Gastritis is any inflammation of the stomach lining, or mucosa, regardless of the cause.

What is Gastritis

What should I know about the stomach?

The stomach, located between the esophagus and the duodenum, is a 25-cm long
J-shaped pouch divided into three main sections: the fundus, the body and the antrum. The mucosa is covered with coiled sections of tissue called known as “gastric folds” and is lined with a thick layer of gastric mucus. It contains several glands that produce and secrete acids and proteins which break down the food we eat.  

What are the symptoms of gastritis?

There are many possible non-specific symptoms:

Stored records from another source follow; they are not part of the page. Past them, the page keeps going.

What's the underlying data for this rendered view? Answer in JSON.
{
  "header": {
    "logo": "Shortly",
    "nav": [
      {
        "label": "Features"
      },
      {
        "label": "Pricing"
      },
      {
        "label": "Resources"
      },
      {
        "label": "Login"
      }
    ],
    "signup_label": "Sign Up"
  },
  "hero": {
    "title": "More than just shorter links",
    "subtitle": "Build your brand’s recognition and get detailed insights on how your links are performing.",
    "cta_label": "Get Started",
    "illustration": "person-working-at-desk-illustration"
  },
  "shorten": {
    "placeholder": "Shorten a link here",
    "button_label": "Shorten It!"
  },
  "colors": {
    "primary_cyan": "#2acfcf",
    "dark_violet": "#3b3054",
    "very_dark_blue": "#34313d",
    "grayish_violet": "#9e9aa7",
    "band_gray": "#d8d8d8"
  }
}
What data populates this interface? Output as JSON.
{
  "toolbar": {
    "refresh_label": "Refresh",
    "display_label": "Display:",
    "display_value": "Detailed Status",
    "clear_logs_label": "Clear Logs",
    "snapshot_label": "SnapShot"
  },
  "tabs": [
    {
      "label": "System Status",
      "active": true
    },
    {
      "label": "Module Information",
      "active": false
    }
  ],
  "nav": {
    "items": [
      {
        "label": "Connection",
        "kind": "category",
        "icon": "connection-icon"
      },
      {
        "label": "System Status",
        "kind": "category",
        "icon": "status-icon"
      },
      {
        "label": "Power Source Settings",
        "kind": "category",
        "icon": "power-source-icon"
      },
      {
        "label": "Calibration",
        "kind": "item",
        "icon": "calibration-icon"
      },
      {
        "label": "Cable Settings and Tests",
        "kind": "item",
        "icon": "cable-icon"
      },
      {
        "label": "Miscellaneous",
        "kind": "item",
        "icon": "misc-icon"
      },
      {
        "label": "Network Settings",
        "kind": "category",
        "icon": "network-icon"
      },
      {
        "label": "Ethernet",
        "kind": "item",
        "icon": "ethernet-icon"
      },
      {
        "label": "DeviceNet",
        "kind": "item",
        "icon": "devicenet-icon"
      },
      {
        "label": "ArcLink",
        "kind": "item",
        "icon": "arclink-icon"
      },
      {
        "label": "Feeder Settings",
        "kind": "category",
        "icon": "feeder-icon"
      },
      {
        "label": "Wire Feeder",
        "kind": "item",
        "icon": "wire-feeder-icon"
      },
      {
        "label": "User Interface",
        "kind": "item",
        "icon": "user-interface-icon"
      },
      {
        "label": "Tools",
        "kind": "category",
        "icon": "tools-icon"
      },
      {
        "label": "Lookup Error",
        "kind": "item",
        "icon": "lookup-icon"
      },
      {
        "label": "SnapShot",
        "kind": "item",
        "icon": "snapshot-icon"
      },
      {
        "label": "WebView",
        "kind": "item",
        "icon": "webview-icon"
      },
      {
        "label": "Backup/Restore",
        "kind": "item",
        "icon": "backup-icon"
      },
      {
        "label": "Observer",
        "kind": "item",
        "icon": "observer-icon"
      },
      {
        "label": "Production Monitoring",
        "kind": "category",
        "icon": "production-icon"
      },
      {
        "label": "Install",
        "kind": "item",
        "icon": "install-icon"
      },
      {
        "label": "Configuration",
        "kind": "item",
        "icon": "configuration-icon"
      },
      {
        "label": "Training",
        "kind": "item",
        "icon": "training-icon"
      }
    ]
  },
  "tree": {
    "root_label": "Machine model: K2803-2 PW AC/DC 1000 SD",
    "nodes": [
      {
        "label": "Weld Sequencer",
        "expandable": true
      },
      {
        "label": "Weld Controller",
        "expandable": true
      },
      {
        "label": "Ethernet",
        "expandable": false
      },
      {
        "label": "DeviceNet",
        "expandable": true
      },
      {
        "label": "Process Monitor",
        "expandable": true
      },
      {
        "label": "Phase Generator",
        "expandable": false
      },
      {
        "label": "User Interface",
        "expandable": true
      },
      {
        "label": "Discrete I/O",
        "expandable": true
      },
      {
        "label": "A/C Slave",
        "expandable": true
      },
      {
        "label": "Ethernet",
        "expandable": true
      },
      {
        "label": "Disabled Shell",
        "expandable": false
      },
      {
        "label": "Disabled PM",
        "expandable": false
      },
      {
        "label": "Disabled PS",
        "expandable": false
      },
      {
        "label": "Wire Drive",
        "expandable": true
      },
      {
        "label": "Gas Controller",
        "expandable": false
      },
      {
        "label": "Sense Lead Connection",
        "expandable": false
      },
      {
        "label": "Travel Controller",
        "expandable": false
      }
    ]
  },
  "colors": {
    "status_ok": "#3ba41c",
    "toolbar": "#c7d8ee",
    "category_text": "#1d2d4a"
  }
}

  • Abdominal pain, especially in the upper part of the abdomen
  • Heartburn, which can worsen with food intake
  • Indigestion, full or bloated sensation after a light meal
  • Nausea, vomiting
  • Loss of appetite
  • Blood in vomit (the color of coffee) or stool (black)

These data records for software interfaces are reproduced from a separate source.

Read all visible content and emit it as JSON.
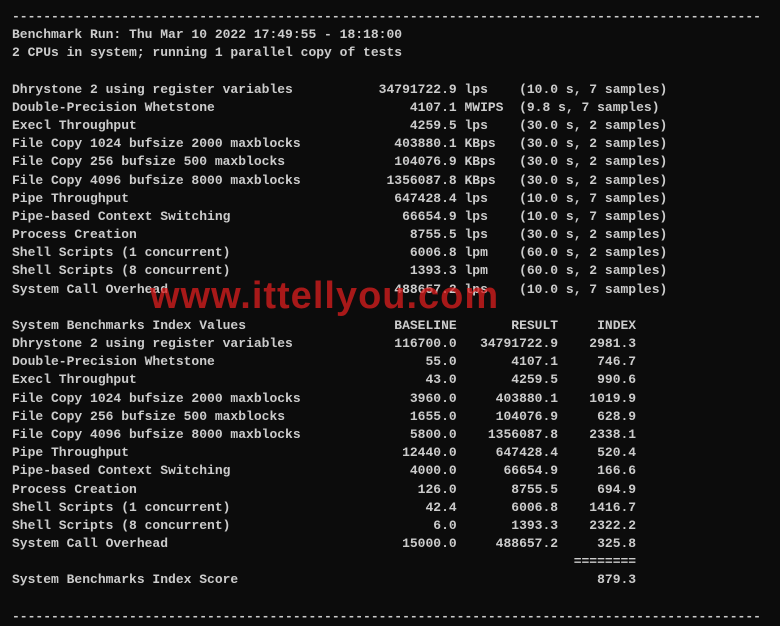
{
  "divider_char": "-",
  "header": {
    "run_line": "Benchmark Run: Thu Mar 10 2022 17:49:55 - 18:18:00",
    "cpu_line": "2 CPUs in system; running 1 parallel copy of tests"
  },
  "results": [
    {
      "name": "Dhrystone 2 using register variables",
      "value": "34791722.9",
      "unit": "lps",
      "timing": "(10.0 s, 7 samples)"
    },
    {
      "name": "Double-Precision Whetstone",
      "value": "4107.1",
      "unit": "MWIPS",
      "timing": "(9.8 s, 7 samples)"
    },
    {
      "name": "Execl Throughput",
      "value": "4259.5",
      "unit": "lps",
      "timing": "(30.0 s, 2 samples)"
    },
    {
      "name": "File Copy 1024 bufsize 2000 maxblocks",
      "value": "403880.1",
      "unit": "KBps",
      "timing": "(30.0 s, 2 samples)"
    },
    {
      "name": "File Copy 256 bufsize 500 maxblocks",
      "value": "104076.9",
      "unit": "KBps",
      "timing": "(30.0 s, 2 samples)"
    },
    {
      "name": "File Copy 4096 bufsize 8000 maxblocks",
      "value": "1356087.8",
      "unit": "KBps",
      "timing": "(30.0 s, 2 samples)"
    },
    {
      "name": "Pipe Throughput",
      "value": "647428.4",
      "unit": "lps",
      "timing": "(10.0 s, 7 samples)"
    },
    {
      "name": "Pipe-based Context Switching",
      "value": "66654.9",
      "unit": "lps",
      "timing": "(10.0 s, 7 samples)"
    },
    {
      "name": "Process Creation",
      "value": "8755.5",
      "unit": "lps",
      "timing": "(30.0 s, 2 samples)"
    },
    {
      "name": "Shell Scripts (1 concurrent)",
      "value": "6006.8",
      "unit": "lpm",
      "timing": "(60.0 s, 2 samples)"
    },
    {
      "name": "Shell Scripts (8 concurrent)",
      "value": "1393.3",
      "unit": "lpm",
      "timing": "(60.0 s, 2 samples)"
    },
    {
      "name": "System Call Overhead",
      "value": "488657.2",
      "unit": "lps",
      "timing": "(10.0 s, 7 samples)"
    }
  ],
  "index_header": {
    "title": "System Benchmarks Index Values",
    "col_baseline": "BASELINE",
    "col_result": "RESULT",
    "col_index": "INDEX"
  },
  "index_rows": [
    {
      "name": "Dhrystone 2 using register variables",
      "baseline": "116700.0",
      "result": "34791722.9",
      "index": "2981.3"
    },
    {
      "name": "Double-Precision Whetstone",
      "baseline": "55.0",
      "result": "4107.1",
      "index": "746.7"
    },
    {
      "name": "Execl Throughput",
      "baseline": "43.0",
      "result": "4259.5",
      "index": "990.6"
    },
    {
      "name": "File Copy 1024 bufsize 2000 maxblocks",
      "baseline": "3960.0",
      "result": "403880.1",
      "index": "1019.9"
    },
    {
      "name": "File Copy 256 bufsize 500 maxblocks",
      "baseline": "1655.0",
      "result": "104076.9",
      "index": "628.9"
    },
    {
      "name": "File Copy 4096 bufsize 8000 maxblocks",
      "baseline": "5800.0",
      "result": "1356087.8",
      "index": "2338.1"
    },
    {
      "name": "Pipe Throughput",
      "baseline": "12440.0",
      "result": "647428.4",
      "index": "520.4"
    },
    {
      "name": "Pipe-based Context Switching",
      "baseline": "4000.0",
      "result": "66654.9",
      "index": "166.6"
    },
    {
      "name": "Process Creation",
      "baseline": "126.0",
      "result": "8755.5",
      "index": "694.9"
    },
    {
      "name": "Shell Scripts (1 concurrent)",
      "baseline": "42.4",
      "result": "6006.8",
      "index": "1416.7"
    },
    {
      "name": "Shell Scripts (8 concurrent)",
      "baseline": "6.0",
      "result": "1393.3",
      "index": "2322.2"
    },
    {
      "name": "System Call Overhead",
      "baseline": "15000.0",
      "result": "488657.2",
      "index": "325.8"
    }
  ],
  "score": {
    "label": "System Benchmarks Index Score",
    "value": "879.3",
    "equals": "========"
  },
  "watermark": "www.ittellyou.com"
}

Severe inflammation of the gastric muscoa can interfere with the absorption of certain nutrients, leading to a risk of vitamin B12 and iron deficiency

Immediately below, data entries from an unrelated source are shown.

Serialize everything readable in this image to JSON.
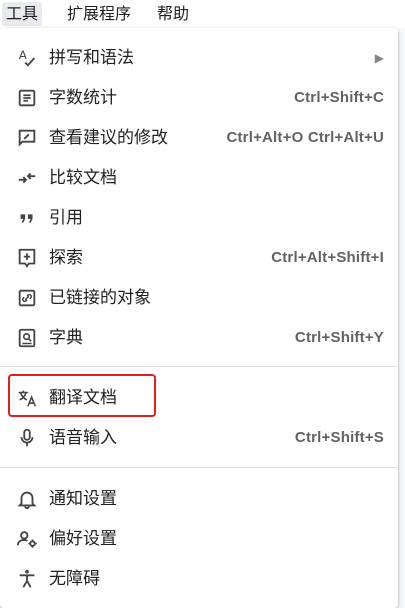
{
  "menubar": {
    "tools": "工具",
    "extensions": "扩展程序",
    "help": "帮助"
  },
  "menu": {
    "spelling": {
      "label": "拼写和语法",
      "icon": "spellcheck-icon"
    },
    "word_count": {
      "label": "字数统计",
      "shortcut": "Ctrl+Shift+C",
      "icon": "word-count-icon"
    },
    "review_edits": {
      "label": "查看建议的修改",
      "shortcut": "Ctrl+Alt+O Ctrl+Alt+U",
      "icon": "rate-review-icon"
    },
    "compare_docs": {
      "label": "比较文档",
      "icon": "compare-icon"
    },
    "citations": {
      "label": "引用",
      "icon": "quote-icon"
    },
    "explore": {
      "label": "探索",
      "shortcut": "Ctrl+Alt+Shift+I",
      "icon": "explore-icon"
    },
    "linked_objects": {
      "label": "已链接的对象",
      "icon": "linked-objects-icon"
    },
    "dictionary": {
      "label": "字典",
      "shortcut": "Ctrl+Shift+Y",
      "icon": "dictionary-icon"
    },
    "translate": {
      "label": "翻译文档",
      "icon": "translate-icon"
    },
    "voice_typing": {
      "label": "语音输入",
      "shortcut": "Ctrl+Shift+S",
      "icon": "microphone-icon"
    },
    "notifications": {
      "label": "通知设置",
      "icon": "bell-icon"
    },
    "preferences": {
      "label": "偏好设置",
      "icon": "person-settings-icon"
    },
    "accessibility": {
      "label": "无障碍",
      "icon": "accessibility-icon"
    }
  },
  "colors": {
    "highlight_border": "#e02020",
    "text": "#202124",
    "shortcut": "#5f6368"
  }
}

What are the risk factors and causes of gastritis?

Many factors and diseases can harm the stomach mucosa and increase the risk of developing gastritis. The main cause of gastritis is infection by the bacterium Helicobacter pylori.

Other possible causes include:

  • Use of certain medicines, such as corticoids, or long-term use of non-steroidal anti-inflammatory drugs (NSAIDs)  
  • Stress or anxiety
  • Use of tobacco or alcohol consumption

Other less frequent causes exist, such as bile reflux or autoimmune gastritis, which occurs when a patient develops antibodies that attack his or her stomach cells (Biermer's disease).

How is gastritis diagnosed?

Diagnosis is based on the symptoms described by the patient, combined with a digestive tract endosopy. This exam consists in introducing through the mouth a flexible tube equipped with a tiny camera that will assess the severity of the gastritis. The instrument takes targeted biopsy samples from the mucosa in order to determine whether Helicobacter pylori is present, and verify the degree of inflammation in the mucosa.

What are the treatment options for gastritis?

Treatment for gastritis depends on its cause. If Helicobacter pylori is found, it must be eradicated. Treatment consisting of ten days of antibiotics combined with a proton pump inhibitor (PPI) is rapid and effective 90 percent of the time.

If symptoms are light, relief can be found in medicines that neutralize or reduce gastric acid production. Commonly known as antacids, these include histamine H2-receptor blockers (H2 blockers) and proton pump inhibitors.

Additional recommendations include reducing stress, giving up tobacco and alcohol, and lowering coffee and tea intake.

Autoimmune gastritis requires regular monitoring of the stomach and long-term vitamin B12 injections.

Key figures

  • 90 percent of gastritis cases are caused by Helicobacter pylori
  •  Helicobacter pylori is extremely prevalent in developing countries, where it infects 70 to 80 percent of the population

  • In 1 percent of cases, gastritis left unmonitored can turn into cancer  

See a gastroenterologist

Learn more
American Hospital of Paris